Offa's Dyke Path is 177miles / 285 kilometres long trail and is one of 15 designated Long Distance National trails. It follows Britians longest ancient monument, a massive linear earth roughly following the border between Wales and England and built by King Offa.
The Trail starts at Sedbury near Chepstow and finishes in the north at Prestatyn. If combined with the Wales Coast Path it allows for a continuous walking route of 1,030 miles/1,660 km around the whole of Wales, the only country in the world that can offer this.
Chepstow is very proud to be at the start and finish of both of these nationally important trails.
Many walkers complete the trail in stages, coming back over several weekends or years.
Sample Weekend Itinerary
Friday: Arrival at your chosen accommodation. The official start of Offa's Dyke Path is by a commemorative marker stone by Sedbury Cliffs, about a mile east of Chepstow across the river Wye. Today you could either walk to the start or take a bus and walk back to Chepstow just to ease those legs in.
Saturday: Chepstow to Brockweir Bridge From the bridge by Chepstow Castle follow a well-marked trail northwards for the day. Chepstow Castle is the oldest castle in Wales and dates from 1067. It is open throughout the year and well worth a visit.
The path is often high above the river of this ancient wooded valley with some fantastic viewpoints along the way including the Devil's Pulpit. Drop down to visit the picturesque village of Tintern which hugs the Wye at this point and take time to visit Tintern Abbey founded in 1131 by monks of the Cistercian Order, continue until Brockweir before catching the bus back to Chepstow.
Sunday: Brockweir to Monmouth Brockweir is a lovely village with a fantastic award winning community village shop and a pub.

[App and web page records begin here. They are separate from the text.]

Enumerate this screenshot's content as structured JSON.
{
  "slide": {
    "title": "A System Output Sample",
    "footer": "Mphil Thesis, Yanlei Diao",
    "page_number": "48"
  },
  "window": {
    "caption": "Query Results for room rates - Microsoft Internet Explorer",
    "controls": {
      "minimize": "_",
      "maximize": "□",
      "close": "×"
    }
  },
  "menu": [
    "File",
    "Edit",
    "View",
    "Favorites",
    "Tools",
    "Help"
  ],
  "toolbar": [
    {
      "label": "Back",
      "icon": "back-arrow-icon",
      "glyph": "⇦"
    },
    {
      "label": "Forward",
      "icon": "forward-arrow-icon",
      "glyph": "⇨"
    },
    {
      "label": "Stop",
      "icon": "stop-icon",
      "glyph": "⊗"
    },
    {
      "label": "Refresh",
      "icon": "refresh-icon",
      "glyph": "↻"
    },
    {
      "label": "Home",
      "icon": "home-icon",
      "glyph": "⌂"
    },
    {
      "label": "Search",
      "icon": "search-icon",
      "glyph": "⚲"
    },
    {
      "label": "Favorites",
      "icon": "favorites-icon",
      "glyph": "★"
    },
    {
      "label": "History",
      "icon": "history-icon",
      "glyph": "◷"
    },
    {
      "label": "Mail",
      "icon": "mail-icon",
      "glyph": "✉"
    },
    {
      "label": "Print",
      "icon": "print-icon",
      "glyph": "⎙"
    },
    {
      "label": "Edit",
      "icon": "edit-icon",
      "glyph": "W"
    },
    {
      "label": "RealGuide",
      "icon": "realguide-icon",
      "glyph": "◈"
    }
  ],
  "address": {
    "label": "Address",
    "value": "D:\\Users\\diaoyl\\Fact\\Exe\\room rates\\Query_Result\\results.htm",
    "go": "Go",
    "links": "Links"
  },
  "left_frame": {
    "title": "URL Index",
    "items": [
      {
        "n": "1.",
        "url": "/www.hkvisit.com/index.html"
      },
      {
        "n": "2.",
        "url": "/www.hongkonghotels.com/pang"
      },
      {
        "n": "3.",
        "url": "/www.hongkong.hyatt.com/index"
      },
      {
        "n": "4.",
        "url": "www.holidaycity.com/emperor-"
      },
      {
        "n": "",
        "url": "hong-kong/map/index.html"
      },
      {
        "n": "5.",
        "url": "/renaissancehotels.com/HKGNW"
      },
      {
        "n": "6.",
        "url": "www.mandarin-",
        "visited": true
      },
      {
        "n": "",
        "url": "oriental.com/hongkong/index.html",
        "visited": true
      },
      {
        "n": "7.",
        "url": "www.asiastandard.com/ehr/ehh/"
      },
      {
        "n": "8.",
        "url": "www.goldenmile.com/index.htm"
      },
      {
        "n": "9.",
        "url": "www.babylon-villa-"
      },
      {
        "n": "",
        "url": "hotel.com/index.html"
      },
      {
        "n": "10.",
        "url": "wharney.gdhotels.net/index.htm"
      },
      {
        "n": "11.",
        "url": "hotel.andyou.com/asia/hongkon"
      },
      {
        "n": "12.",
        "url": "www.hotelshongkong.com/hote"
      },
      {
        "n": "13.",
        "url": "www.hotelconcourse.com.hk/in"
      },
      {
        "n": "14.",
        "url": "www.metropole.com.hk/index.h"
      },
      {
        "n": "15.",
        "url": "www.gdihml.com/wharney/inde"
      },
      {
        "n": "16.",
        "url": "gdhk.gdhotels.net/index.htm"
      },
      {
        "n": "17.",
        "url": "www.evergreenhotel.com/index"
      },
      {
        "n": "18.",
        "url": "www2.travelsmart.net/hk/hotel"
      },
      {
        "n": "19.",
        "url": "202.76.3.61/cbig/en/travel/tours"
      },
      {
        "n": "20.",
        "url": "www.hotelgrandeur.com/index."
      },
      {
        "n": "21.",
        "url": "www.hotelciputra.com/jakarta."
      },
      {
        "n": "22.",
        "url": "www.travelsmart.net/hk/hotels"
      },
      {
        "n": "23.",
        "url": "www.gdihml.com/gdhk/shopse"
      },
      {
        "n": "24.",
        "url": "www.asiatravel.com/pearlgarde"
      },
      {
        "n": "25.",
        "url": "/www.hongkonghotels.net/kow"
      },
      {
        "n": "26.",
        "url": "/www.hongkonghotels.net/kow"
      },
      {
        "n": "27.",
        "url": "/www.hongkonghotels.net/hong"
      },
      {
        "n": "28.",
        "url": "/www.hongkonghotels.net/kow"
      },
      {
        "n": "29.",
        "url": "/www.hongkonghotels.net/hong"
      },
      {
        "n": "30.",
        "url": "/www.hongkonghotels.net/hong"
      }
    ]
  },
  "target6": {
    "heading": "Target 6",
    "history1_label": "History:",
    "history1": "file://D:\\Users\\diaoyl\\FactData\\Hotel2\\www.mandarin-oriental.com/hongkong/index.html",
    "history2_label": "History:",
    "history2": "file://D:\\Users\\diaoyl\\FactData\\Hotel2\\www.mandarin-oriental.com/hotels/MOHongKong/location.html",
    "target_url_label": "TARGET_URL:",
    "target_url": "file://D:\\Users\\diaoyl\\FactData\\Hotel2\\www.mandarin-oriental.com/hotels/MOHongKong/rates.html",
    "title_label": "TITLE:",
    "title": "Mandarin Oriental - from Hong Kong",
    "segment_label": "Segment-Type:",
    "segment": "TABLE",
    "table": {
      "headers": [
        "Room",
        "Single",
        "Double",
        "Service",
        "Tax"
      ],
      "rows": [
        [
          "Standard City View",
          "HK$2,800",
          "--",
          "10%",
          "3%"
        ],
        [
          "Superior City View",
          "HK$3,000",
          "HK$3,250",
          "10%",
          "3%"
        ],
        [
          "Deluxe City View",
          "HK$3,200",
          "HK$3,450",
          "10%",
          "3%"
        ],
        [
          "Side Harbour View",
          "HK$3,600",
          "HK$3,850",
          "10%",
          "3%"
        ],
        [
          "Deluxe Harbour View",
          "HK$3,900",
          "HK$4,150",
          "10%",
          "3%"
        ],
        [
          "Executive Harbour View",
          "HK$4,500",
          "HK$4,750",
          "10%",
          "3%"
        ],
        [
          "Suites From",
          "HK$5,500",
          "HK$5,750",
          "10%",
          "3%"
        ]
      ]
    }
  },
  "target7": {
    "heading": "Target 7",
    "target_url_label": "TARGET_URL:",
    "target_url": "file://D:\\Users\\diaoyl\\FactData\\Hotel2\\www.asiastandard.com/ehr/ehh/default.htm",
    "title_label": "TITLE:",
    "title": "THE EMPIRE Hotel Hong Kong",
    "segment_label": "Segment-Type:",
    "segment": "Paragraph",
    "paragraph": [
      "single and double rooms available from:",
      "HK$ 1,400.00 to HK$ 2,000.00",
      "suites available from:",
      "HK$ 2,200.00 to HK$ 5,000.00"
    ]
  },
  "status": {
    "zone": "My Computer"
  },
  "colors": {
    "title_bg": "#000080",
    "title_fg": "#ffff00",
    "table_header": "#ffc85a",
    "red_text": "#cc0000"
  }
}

The route continues to follow the beautiful Wye Valley which has many rare species of British trees.
Return to Chepstow feeling satisfied that you have now completed 17 miles of Offa's Dyke Path.
For further information visit the National Trail Website